Starring James McAvoy, Jamie Bell, Eddie Marsan, Imogen Poots, Brian McCardie, Emun Elliott, Gary Lewis, John Sessions, Shauna Macdonald, and Jim Broadbent.
An egotistical and conniving Scottish police officer who sees the world through a drug-induced haze attempts to secure a promotion by undermining his fellow contenders.
Determined to win back his estrange wife and daughter, Bruce Robertson (James McAvoy) exploits the weaknesses of his colleagues in an effort to obtain a coveted promotion of Detective Inspector within the Scottish police force; prospects are looking great, especially, when the boss hands Robertson the responsibility of solving the murder of a Japanese student while he concentrates on learning how to write a screenplay. When Robertson fails to save the life of man, the incident awakens his own guilt over his culpability in the death of his younger brother. Hallucinations encroach on reality, thereby, revealing that the greatest threat to Robertson is himself.
There is no doubt that author Irvine Welsh has been able to mine the drug culture in Scotland which turned into popular culture gold when Danny Boyle did a cinematic adaptation of Trainspotting (1996). Another Welsh novel has been given the big screen treatment, this time it is Filth by filmmaker Jon S. Baird (Cass) who wrote and directed the project. Overdosed with bawdy comedy and mixed with a bitter hint of drama Baird has produce a slick and stylish story which is as fragmented as diminishing mental state of the protagonist.

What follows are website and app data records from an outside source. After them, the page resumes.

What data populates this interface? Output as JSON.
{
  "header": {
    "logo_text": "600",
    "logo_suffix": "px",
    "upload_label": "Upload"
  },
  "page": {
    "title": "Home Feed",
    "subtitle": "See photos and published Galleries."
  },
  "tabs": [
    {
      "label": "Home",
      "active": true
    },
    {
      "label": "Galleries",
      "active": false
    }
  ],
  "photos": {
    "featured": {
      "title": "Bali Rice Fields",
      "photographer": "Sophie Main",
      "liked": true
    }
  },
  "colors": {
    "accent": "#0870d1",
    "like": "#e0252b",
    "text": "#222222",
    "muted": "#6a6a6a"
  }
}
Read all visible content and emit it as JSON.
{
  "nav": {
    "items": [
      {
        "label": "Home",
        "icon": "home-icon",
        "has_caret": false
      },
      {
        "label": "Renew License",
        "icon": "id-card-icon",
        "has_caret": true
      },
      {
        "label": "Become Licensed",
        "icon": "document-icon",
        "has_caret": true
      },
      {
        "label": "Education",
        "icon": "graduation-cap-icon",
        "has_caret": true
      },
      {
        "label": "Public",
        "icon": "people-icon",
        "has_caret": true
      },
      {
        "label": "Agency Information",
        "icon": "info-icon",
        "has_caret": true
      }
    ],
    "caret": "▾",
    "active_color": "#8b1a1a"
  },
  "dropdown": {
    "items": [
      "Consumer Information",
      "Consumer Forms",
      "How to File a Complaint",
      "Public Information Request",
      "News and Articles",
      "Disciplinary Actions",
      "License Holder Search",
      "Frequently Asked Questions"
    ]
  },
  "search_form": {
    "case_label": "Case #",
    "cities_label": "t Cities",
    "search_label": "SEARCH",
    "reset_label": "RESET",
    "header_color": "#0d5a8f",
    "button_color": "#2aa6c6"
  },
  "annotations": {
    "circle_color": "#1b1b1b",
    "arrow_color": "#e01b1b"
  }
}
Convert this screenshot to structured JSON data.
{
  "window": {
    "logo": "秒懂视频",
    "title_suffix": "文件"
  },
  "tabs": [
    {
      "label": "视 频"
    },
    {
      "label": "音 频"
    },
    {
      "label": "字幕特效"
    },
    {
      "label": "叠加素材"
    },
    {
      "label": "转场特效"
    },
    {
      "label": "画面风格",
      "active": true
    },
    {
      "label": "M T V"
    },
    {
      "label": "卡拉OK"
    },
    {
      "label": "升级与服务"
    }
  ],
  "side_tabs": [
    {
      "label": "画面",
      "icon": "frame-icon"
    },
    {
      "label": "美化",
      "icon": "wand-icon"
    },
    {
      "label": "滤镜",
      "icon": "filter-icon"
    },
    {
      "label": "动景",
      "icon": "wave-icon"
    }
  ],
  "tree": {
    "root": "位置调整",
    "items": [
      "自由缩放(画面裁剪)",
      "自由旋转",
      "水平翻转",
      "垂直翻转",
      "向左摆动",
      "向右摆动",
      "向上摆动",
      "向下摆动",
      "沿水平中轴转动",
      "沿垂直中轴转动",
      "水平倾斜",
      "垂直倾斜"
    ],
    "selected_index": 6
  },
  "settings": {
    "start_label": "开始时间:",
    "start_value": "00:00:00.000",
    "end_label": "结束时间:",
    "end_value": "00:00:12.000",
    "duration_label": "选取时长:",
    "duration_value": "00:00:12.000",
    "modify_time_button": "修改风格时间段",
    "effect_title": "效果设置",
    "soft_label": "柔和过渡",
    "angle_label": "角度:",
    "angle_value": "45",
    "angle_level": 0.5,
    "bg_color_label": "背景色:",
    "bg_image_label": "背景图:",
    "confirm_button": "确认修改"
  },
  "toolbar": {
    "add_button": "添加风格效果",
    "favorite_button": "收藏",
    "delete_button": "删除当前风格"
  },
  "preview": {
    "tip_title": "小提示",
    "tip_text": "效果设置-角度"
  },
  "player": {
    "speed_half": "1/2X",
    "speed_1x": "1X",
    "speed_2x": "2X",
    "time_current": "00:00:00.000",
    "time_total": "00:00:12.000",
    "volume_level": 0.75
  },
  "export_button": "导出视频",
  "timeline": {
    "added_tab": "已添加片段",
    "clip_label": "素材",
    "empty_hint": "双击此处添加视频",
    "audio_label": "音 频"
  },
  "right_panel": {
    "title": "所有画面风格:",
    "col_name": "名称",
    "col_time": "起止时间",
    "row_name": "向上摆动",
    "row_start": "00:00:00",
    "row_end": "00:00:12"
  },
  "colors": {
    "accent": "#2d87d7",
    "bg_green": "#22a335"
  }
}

Everything hinges on the performance of James McAvoy (X-Men: Days of Future Past) who has to turn a despicable human into a charming rogue. One can see the attraction to a role where nothing would be considered too outrageous and McAvoy who is nearly in every single frame of movie seizes the opportunity with gusto. The trouble is that the debauchery becomes tiresome and repetitive. The growing darkness causes Filth to take on surreal nature as like Black Swan (2010) which also chronicles how an obsessive pursuit can lead to destructive madness, but unlike the Academy Award winning film it comes across as being more distracting than cleverly executed.
Flickering Myth Rating – Film: ★ ★ / Movie: ★ ★
Video Services Corp. presents Filth which will be available on Premium iTunes and cable VOD across Canada on May 20, 2014 and opens theatrically on May 30, 2014 in Toronto at the Carlton Theatre.